As with any highly competitive business environment you will know the commercial orientation of your managers makes all the difference, part boss, part coach, part friend. They inspire teams of people to perform during both good and bad times.
The most successful automotive organisations have strong commercial leaders who exercise leadership and establish a code of behaviour, usually unwritten, which they expect all team members to abide by. They employ their experiences to determine strategic direction and coach team members individually. Most importantly, they know how to keep the team on track, focused and winning.
But how do you find out if a candidate for your leadership job is everything they say they are, how do you get under the skin and test it?
At Gibson our specialist senior recruiters have been involved in leading teams of people in the most arduous of environments, both commercially and during combat operations. This puts them in a very select group of people who “really” understand what leadership is and how to identify individuals who “have what it takes” to be a great leader.
Using a combination of focused interviews, phsycometric analysis and assessment; our specialists assess leadership potential using our 8 dimensions of leadership model.
The model is unashamedly commercially focused and results oriented because we strongly believe that leaders create hard working winning teams through motivation not through endless “to-do” lists. The model seeks to identify:
The best commercial leaders are fixated upon achieving targets and are deadline driven. They have the natural disposition to fixate their team on achieving their revenue goals at the exclusion of all else. They block out distractions and compartmentalise negative news that might sidetrack their team or cause their department to flounder. They keep their team focused and moving forward with a sense of urgency, regardless of the circumstances.
Motivation and Morale
Motivation and Morale
Operational leaders will closely monitor the motivation and morale of the team, balancing their approach accordingly to encourage optimum performance from each individual. They are not autocratic, they seek to establish an environment where team members continually seek to perform, thereby driving higher overall departmental performance.

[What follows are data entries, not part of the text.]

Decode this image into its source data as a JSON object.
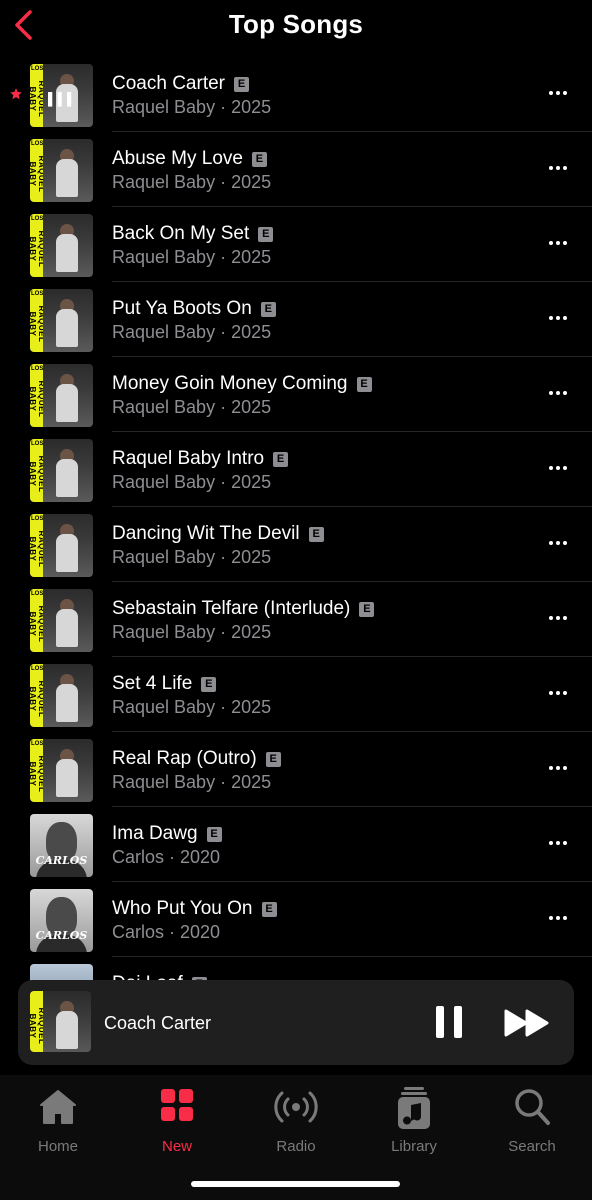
{
  "header": {
    "title": "Top Songs"
  },
  "songs": [
    {
      "title": "Coach Carter",
      "explicit": "E",
      "subtitle": "Raquel Baby · 2025",
      "cover": "raquel",
      "playing": true,
      "starred": true
    },
    {
      "title": "Abuse My Love",
      "explicit": "E",
      "subtitle": "Raquel Baby · 2025",
      "cover": "raquel"
    },
    {
      "title": "Back On My Set",
      "explicit": "E",
      "subtitle": "Raquel Baby · 2025",
      "cover": "raquel"
    },
    {
      "title": "Put Ya Boots On",
      "explicit": "E",
      "subtitle": "Raquel Baby · 2025",
      "cover": "raquel"
    },
    {
      "title": "Money Goin Money Coming",
      "explicit": "E",
      "subtitle": "Raquel Baby · 2025",
      "cover": "raquel"
    },
    {
      "title": "Raquel Baby Intro",
      "explicit": "E",
      "subtitle": "Raquel Baby · 2025",
      "cover": "raquel"
    },
    {
      "title": "Dancing Wit The Devil",
      "explicit": "E",
      "subtitle": "Raquel Baby · 2025",
      "cover": "raquel"
    },
    {
      "title": "Sebastain Telfare (Interlude)",
      "explicit": "E",
      "subtitle": "Raquel Baby · 2025",
      "cover": "raquel"
    },
    {
      "title": "Set 4 Life",
      "explicit": "E",
      "subtitle": "Raquel Baby · 2025",
      "cover": "raquel"
    },
    {
      "title": "Real Rap (Outro)",
      "explicit": "E",
      "subtitle": "Raquel Baby · 2025",
      "cover": "raquel"
    },
    {
      "title": "Ima Dawg",
      "explicit": "E",
      "subtitle": "Carlos · 2020",
      "cover": "carlos"
    },
    {
      "title": "Who Put You On",
      "explicit": "E",
      "subtitle": "Carlos · 2020",
      "cover": "carlos"
    },
    {
      "title": "Dai Loaf",
      "explicit": "E",
      "subtitle": "",
      "cover": "partial"
    }
  ],
  "cover_text": {
    "raquel_band": "RAQUEL BABY",
    "raquel_los": "LOS",
    "carlos_name": "CARLOS"
  },
  "mini_player": {
    "title": "Coach Carter"
  },
  "tabs": [
    {
      "label": "Home",
      "icon": "home-icon"
    },
    {
      "label": "New",
      "icon": "new-grid-icon",
      "active": true
    },
    {
      "label": "Radio",
      "icon": "radio-icon"
    },
    {
      "label": "Library",
      "icon": "library-icon"
    },
    {
      "label": "Search",
      "icon": "search-icon"
    }
  ],
  "colors": {
    "accent": "#fa2d48",
    "background": "#000000",
    "secondary_text": "#8e8e93",
    "tab_inactive": "#7a7a7a"
  }
}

Operations is a coaching-based profession, and a key differentiator of great commercial leaders is their ability to dispense tactical advice and add value during operational activities. Great commercial leaders understand that there is a diversity of operational styles by which people can achieve success. Therefore, they don’t employ a one-size-fits-all coaching style. Rather, they adapt their style to suit each individual.
Leaders are first and foremost tasked with delivering results. Continuously delivering results through the consistent application of leadership will require leaders to align assets and overcome obstacles, objections and setbacks.
Great commercial leaders establish a firm sense of leadership of a team holding the team to a higher level of accountability. Operational leaders will seek to direct the team toward a common mission. They will often break objectives down into smaller daily targets so creating an environment where the team can achieve small wins, thus instilling quickly a winning mindset.
All commercial leaders are battlefield commanders who must devise the organisation’s strategy to defeat the competition. This requires plotting the best course of action to maximise commercial advantage and of course profitability. The depth of a manager’s commercial instinct—the practical knowledge gained from the experiences of participating in operational activities is directly associated with their success.
In a position of leadership stress at work is part of the deal, workplace stress has been on the rise for many years now. When people are feeling overwhelmed they are unable to cope with adversity and are often paralysed by inaction. This decreases productivity and increases other organisational costs.
But it is not the stress that diminishes our engagement and our productivity at work, but rather how we respond to stress. We all have an inherent negativity bias which can obstruct our ability to view the sources of stress in our lives as positive or as opportunities. Leaders who have a resilient mindset approach stress and pressure at work in a productive manner and are not paralysed by it.
Change is a constant and nowhere more so than within operations. Good commercial leaders will adapt their plan, methods of working and lead their teams through change in order to create positive solutions and take advantage of situations and opportunities as they present themselves.